**WORK INSTRUCTION:** Every line containing the string "discovery" is to be copied from the records.

Data extracted from a collection
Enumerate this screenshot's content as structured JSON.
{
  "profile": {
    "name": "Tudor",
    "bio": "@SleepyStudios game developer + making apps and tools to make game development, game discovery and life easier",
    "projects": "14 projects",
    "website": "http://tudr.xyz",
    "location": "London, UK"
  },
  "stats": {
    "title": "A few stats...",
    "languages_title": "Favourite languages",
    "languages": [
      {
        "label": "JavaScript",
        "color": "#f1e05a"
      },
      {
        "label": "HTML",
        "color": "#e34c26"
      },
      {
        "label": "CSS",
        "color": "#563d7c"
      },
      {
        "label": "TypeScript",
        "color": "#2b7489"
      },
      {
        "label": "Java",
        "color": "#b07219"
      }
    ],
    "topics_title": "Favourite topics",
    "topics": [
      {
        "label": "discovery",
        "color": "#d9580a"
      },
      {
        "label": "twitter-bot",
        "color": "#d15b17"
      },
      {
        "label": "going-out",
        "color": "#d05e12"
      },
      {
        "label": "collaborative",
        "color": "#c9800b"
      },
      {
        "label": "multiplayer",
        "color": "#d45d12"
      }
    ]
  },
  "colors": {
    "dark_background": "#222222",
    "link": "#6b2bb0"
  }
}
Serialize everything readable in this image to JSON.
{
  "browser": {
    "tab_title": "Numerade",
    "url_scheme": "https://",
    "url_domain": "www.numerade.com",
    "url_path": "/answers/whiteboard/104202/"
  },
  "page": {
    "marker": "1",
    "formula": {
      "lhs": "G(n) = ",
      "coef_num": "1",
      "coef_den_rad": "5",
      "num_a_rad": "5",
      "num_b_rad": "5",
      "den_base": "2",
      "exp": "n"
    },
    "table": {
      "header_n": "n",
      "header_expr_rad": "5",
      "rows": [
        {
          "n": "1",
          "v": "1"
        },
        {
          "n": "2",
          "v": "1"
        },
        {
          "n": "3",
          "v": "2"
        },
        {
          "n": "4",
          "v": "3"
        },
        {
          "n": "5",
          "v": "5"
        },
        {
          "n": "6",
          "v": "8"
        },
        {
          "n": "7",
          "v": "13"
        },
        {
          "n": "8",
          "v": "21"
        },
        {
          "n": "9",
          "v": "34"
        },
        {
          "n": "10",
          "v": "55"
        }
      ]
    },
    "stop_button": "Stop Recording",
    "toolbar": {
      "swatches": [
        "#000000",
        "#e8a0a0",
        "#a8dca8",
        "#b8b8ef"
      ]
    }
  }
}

**SOLUTION TO THIS TASK:**
    "bio": "@SleepyStudios game developer + making apps and tools to make game development, game discovery and life easier",
        "label": "discovery",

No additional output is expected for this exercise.